If you’re looking for a free, feature-packed app, Mint is one of the best options out there. There are no annoying paid tiers to unlock in order to access certain features.

Honeydue

Image: Google Play

Budgeting as a couple is a different beast altogether. As if monitoring your own expenses isn’t difficult enough, imagine tracking shared expenditures. But it can get easier with Honeydue, a financial management app for couples.

The app lets you jointly track your account balances, spending and bills, as well as create shared budgets in different categories. It’s basically a pretty typical app, with the advantage that it can be used jointly (and lovingly, of course!) by two users.

If you live together with and/or share a joint account with a partner, Honeydue makes life a lot easier and saves you from having to do couple admin. Best of all, it’s free, so you won’t have to fight over the cost.

Rocket Money

Image: Google Play

Feel like you’re drowning in a sea of subscriptions and bills? Welcome to the club. Now that the digital subscription model dominates so much of our consumption thanks to Netflix, Spotify and gang, having a system like Rocket Money’s to keep track of everything is even more useful.

Rocket Money has a free basic version, as well as add-on features that you can access by paying US$3 to US$12 per month. Most of us (myself included) are not going to pay good money to use a budgeting app, so I’ll focus on the free features here.

The first step is to connect your bank accounts and credit cards. The app will then analyse your transactions to pick out all the recurring bills and subscriptions, making it easier for you to see and, if necessary, cancel them.

You can also see at a glance your recurring bills that can be lowered, such as by downgrading your subscription. And of course, the app also has the all usual spending tracking and budgeting features.

The premium paid features include syncing your balance and having a concierge automatically cancel unused subscriptions for you.
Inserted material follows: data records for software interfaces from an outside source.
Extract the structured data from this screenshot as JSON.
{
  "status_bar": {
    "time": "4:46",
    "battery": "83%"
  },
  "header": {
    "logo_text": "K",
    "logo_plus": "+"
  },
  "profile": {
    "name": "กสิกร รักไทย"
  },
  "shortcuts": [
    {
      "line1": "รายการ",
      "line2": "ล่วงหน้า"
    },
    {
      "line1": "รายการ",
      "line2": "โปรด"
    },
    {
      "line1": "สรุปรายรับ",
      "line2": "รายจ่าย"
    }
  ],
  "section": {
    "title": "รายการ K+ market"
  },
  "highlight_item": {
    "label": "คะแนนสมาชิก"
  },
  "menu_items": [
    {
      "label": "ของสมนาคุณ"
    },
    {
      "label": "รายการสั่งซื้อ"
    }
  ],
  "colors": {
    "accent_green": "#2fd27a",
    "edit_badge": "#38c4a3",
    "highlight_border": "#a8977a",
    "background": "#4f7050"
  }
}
They also have a paid bill negotiation service which is like having a personal butler at your disposal should you be rich or important enough to not want to do the dirty work yourself.

Do you know someone who could really use a budgeting app? Share this article with them.